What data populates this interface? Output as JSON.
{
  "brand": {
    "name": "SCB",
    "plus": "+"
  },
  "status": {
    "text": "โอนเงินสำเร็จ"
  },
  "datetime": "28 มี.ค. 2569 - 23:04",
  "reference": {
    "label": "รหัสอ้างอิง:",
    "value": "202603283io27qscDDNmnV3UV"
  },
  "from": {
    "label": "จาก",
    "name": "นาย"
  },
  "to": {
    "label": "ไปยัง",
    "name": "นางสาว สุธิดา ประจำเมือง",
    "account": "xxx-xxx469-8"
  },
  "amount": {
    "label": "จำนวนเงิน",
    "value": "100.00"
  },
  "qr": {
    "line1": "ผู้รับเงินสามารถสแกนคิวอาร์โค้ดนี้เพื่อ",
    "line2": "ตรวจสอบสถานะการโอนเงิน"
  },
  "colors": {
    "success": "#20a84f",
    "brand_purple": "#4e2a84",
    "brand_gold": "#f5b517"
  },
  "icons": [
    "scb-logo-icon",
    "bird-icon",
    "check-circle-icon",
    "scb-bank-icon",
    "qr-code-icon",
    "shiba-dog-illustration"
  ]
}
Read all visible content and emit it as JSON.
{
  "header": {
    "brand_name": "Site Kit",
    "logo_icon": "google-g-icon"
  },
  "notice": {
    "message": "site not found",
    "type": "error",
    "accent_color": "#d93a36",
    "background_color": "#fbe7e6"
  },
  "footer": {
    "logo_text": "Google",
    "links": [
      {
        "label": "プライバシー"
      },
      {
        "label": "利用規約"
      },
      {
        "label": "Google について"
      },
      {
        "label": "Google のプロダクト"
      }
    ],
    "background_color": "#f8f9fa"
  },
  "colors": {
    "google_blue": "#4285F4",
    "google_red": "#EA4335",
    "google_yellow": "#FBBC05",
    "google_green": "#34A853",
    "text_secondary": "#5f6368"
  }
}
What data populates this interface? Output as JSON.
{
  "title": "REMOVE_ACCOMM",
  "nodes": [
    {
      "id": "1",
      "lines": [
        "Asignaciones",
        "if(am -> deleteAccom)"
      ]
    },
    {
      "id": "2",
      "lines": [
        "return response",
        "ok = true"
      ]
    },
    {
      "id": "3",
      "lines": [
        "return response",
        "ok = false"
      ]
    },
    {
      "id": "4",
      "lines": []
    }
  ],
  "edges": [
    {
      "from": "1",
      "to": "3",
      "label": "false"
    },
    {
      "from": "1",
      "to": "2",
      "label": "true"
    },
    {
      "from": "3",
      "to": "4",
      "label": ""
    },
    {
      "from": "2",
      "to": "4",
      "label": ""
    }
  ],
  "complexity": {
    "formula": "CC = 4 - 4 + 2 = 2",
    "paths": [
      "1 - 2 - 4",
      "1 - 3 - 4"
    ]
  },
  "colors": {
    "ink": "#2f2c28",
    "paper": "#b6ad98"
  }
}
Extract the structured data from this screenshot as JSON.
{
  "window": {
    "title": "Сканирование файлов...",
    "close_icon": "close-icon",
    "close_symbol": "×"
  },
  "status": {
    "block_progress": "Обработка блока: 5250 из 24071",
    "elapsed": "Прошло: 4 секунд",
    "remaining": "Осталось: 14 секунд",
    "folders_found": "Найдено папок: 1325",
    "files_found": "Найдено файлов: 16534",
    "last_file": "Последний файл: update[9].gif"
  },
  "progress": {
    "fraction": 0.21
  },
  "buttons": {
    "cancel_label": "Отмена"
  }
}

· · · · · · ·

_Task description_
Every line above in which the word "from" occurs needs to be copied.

_Task solution_
  "from": {
      "from": "1",
      "from": "1",
      "from": "3",
      "from": "2",
Extract the structured data from this screenshot as JSON.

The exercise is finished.